The word "phone" may appear in lines of the data below. Say how many lines hold it, giving only the number.

Supplied data Block Start

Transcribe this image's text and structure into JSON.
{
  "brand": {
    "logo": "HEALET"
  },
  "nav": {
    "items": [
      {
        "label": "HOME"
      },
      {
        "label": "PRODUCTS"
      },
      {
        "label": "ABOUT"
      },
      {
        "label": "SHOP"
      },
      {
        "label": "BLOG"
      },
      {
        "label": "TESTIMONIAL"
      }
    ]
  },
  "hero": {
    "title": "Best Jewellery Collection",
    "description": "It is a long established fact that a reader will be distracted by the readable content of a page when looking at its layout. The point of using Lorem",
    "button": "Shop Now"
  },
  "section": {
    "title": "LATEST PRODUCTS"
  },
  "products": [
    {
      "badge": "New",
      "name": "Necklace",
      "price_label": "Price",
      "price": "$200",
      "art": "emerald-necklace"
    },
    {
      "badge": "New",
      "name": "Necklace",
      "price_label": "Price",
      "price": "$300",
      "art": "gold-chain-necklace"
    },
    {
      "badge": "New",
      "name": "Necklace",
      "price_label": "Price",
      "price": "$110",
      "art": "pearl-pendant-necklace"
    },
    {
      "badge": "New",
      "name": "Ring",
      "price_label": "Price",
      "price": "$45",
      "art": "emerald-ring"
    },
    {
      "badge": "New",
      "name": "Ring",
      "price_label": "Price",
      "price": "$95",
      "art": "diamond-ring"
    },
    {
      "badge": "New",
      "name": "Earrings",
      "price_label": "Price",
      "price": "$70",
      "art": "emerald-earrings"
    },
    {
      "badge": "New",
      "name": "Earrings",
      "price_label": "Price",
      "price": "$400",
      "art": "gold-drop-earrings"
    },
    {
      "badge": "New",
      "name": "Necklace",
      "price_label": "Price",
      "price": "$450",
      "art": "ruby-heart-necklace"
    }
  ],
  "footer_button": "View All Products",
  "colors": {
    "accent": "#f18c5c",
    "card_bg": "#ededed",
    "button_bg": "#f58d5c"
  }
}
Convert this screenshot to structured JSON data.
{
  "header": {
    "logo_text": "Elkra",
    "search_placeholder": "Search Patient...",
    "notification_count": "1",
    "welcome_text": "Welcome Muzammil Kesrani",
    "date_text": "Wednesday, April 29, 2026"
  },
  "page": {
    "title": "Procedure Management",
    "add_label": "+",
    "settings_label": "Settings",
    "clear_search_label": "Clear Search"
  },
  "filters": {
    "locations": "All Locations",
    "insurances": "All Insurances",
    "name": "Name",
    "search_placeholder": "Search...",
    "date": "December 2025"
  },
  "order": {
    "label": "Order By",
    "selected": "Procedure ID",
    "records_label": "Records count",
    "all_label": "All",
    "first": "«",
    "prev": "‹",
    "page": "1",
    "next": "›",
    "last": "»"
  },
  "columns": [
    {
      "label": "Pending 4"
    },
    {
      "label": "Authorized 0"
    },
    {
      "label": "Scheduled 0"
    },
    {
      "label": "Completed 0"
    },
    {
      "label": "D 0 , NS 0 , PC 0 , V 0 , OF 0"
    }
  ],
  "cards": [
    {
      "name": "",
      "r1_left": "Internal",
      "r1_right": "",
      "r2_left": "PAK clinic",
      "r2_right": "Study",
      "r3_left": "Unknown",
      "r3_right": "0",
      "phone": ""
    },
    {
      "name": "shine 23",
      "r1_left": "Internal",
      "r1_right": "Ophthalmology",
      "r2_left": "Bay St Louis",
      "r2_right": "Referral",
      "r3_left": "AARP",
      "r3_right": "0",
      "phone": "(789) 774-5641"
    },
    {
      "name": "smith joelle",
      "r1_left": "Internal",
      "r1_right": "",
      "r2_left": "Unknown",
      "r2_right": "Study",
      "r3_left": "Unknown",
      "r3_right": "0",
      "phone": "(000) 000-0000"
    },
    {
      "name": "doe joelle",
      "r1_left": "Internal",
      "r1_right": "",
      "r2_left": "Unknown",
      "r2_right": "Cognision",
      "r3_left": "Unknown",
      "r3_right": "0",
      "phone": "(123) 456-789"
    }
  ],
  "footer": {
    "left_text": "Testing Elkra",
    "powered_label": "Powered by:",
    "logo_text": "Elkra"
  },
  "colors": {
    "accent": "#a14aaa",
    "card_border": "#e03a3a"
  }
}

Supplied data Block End

- **Output of the task**
4